In 2010 the Piranha remake came along and pleasantly surprised with just how much fun it was. As ridiculous, silly and ultimately throwaway it was as a piece of Hollywood entertainment it at least provided the gory deaths and outrageously brazen nudity it promised, as well as utilizing the 3D in a very knowingly ludicrous way. Ultimately it was just a hell of a lot of fun.
Unfortunately the same can’t be said for its sequel, the shamelessly titled Piranha 3DD, a decisively less imaginative and ultimately more repetitive movie than its predecessor that manages to seem like a rip-off of a previous movie that, in itself, was a remake.
A spring break getaway lake is swapped for a water park this time around. The titular ancient piranha are back for seconds by making their way through the drainage system and into the water where everyone from “water certified strippers” to small children are unaware of what’s about to befall them.
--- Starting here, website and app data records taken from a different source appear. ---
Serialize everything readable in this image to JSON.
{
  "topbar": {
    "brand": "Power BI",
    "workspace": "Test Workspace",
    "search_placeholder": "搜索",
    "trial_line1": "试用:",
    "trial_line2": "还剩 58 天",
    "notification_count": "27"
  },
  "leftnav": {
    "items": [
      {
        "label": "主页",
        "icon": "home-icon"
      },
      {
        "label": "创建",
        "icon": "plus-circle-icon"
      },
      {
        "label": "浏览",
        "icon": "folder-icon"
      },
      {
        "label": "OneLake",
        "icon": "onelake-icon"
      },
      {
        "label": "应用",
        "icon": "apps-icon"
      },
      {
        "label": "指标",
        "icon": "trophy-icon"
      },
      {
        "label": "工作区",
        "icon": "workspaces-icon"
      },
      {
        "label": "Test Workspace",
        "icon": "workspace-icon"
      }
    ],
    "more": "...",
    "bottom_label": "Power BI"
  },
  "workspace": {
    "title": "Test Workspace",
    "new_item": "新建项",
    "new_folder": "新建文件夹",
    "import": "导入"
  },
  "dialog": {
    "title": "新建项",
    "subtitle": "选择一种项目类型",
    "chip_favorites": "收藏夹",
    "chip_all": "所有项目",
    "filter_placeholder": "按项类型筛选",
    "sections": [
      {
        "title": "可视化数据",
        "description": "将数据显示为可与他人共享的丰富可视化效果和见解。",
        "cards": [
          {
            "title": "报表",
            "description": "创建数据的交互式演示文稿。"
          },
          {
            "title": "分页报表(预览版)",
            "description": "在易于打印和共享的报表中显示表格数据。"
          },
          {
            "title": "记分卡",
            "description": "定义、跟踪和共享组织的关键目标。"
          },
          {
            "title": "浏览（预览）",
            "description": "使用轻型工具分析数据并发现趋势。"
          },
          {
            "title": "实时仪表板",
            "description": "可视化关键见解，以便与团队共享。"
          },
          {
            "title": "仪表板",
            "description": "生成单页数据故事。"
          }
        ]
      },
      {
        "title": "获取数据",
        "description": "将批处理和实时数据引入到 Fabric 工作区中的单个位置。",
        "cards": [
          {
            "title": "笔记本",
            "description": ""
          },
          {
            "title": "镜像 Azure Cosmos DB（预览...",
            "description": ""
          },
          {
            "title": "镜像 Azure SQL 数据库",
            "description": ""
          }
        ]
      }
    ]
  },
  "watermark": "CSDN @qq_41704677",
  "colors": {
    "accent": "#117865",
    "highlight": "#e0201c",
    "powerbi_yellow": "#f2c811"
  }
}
The problem with this rather tiresome sequel probably has a lot to do with the change in directors. The first film was directed by Alexandre Aja who is known for his brutal gore (see Switchblade Romance AKA High Tension and his remake of The Hills Have Eyes as proof) and that mixed very well, rather appropriately, with the sheer ridiculousness first time around. But this time it’s in the hands of Feast director John Gulager who, while still delivering the gore, doesn’t quite give it the edge that the first one possessed. As a result it sits firmly in the shadow of the first film, always reminding you that this sort of thing was done before a lot better.
There’s also a lot more emphasis on the CGI of the piranha themselves, striving for a bigger and better approach by showing us more of the fish mutilating the poor folks who just want to enjoy the waterpark. You shouldn’t be expecting Avatar from the special effects as, after all, this is a schlocky movie about pre-historic killer fish but at the same time when you see so much of it it’s a problem that some of the effects are ropey to say the least.
There’s also too much time spent on the human storylines. Last time it involved Elisabeth Shue as the sheriff of the spring break town and her kids, for example, but here the teen characters are just not interesting to hold the large amount of screen time devoted to them. There’s too much waiting around before we get to the big attack set-piece.
Piranha 3DD is occasionally fun when it finds its funny bone in extended gags about David Hasselhoff not actually being a lifeguard or the inexplicable return of a now wheelchair-bound character from the first film. And if you enjoy the general mayhem of the piranha attacking people – with added ridiculous 3D thrown in for good measure – then this sequel is not totally devoid of entertainment. But as a modern day guilty pleasure horror the first movie was far more successful and in the wake of that this feels like blood-splattered old hat.